I didn’t think of the baby as mine, which made the pregnancy a bit easier. My logic then is distasteful to me now, but I can still see it clearly, if I look: Children are a gift. I clearly did not deserve such a gift, and anyway any kid deserved better than me, so this child must be a gift for someone else—and at the same time, the pregnancy was my punishment for something. At the same time, I couldn’t stop from claiming him in some little ways; I gave him nicknames, I played him music, and I took the best care of myself that I could. The agency checked in once a month to be sure that I was still going to place, and toward the end of my pregnancy, they tried to talk me out of nursing the baby or spending time with him. I also found out that some forms that I had been assured went only to the court had in fact been passed on to Ruth and Nora—a health history and so forth—and told the agency that while I was still placing, I wasn’t willing to talk to them outside of email, where I’d have a written record if they lied to me again. They told Ruth and Nora that I said I wasn’t sure about placing anymore. I don’t want to dwell on it too much right now, but they are bad people who treated all of us badly.

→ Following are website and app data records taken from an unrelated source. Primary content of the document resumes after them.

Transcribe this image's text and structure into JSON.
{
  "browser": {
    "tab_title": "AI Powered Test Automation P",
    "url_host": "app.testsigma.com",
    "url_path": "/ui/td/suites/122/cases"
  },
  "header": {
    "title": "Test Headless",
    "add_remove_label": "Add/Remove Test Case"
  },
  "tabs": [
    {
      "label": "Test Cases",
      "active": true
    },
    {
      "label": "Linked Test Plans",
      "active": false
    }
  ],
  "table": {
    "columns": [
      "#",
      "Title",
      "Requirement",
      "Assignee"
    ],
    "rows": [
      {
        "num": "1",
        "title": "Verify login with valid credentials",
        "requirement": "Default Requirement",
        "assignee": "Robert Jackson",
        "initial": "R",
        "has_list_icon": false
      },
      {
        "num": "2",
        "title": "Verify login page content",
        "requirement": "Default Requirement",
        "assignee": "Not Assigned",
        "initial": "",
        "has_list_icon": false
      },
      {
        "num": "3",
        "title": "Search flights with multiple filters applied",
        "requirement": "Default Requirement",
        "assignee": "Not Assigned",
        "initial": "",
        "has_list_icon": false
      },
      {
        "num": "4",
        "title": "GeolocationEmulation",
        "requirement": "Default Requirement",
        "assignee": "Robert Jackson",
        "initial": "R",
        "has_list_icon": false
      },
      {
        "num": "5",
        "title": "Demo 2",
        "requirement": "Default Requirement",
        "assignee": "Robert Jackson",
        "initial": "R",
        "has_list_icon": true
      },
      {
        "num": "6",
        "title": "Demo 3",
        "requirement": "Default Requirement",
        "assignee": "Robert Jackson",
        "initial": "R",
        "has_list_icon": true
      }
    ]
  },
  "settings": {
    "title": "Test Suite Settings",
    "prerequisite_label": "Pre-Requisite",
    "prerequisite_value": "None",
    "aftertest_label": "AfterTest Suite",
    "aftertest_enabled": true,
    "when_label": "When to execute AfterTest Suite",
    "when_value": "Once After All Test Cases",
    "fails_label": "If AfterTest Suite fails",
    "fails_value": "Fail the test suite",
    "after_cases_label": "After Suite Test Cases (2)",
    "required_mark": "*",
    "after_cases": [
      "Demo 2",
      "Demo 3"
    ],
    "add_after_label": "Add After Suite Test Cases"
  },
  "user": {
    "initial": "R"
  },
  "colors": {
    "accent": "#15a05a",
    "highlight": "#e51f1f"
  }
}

Ruth and Nora and I started to negotiate the terms of an adoption. They told me about their plans for parenting, which didn’t end up being the way they have parented, but I know that it just goes that way sometimes. They wanted to have visits, and so did I. I insisted that the bachelor Book be just as involved in the adoption as I was, and while he was politely ignored by them during the pregnancy, they agreed. They wanted me not to name the baby, and I refused. I told them that my partner and I wanted to be alone with the baby for a day before we gave him up, and they agreed. They visited me, and I visited them—and went to their baby shower. Some of their friends were pretty rude to me, and I found out later that most of their friends and family were convinced that I wouldn’t place. Not sure how that was supposed to help.
The week before I gave birth, I didn’t want to talk to Ruth and Nora. I still planned to place, but I didn’t want to talk to them. I started to feel very peculiar on Friday afternoon, and so Friday evening I took castor oil. Saturday morning, I was having regular contractions, but didn’t seem to be super close—so the bachelor Book called Ruth and Nora, they flew down, and we drove down to the motel where we’d be spending our only alone time with the baby. I was in labor on and on and on, and I couldn’t sleep, and finally on Monday morning a midwife broke my water at the birthing center. After that, I pushed for forty-five minutes and Cricket was born. I am terribly glad that I wasn’t giving birth in a hospital, since there’s no way I would have been allowed to labor for so long—and yet the baby and I were fine, if tired—his Apgars were 9/10, and we left the birthing center within two hours of his birth, after Ruth and Nora held him and took some pictures.
After that, my baby, my partner, and I spent a night and a morning together. I nursed him, my mother came to meet him (and bring us some food, bless her), and while I had planned to stay up all night, after a few days of laboring without sleep, I did pass out for a few hours while my partner held his son. When I woke up, he was talking to him about the Kinks. Around noon, we took him to his moms-to-be and handed him over. That night, I sat in the shower and sobbed (“I lost my son, I lost my son, I lost my son”) until the bachelor Book banged on the door to see whether I was okay. Not so much.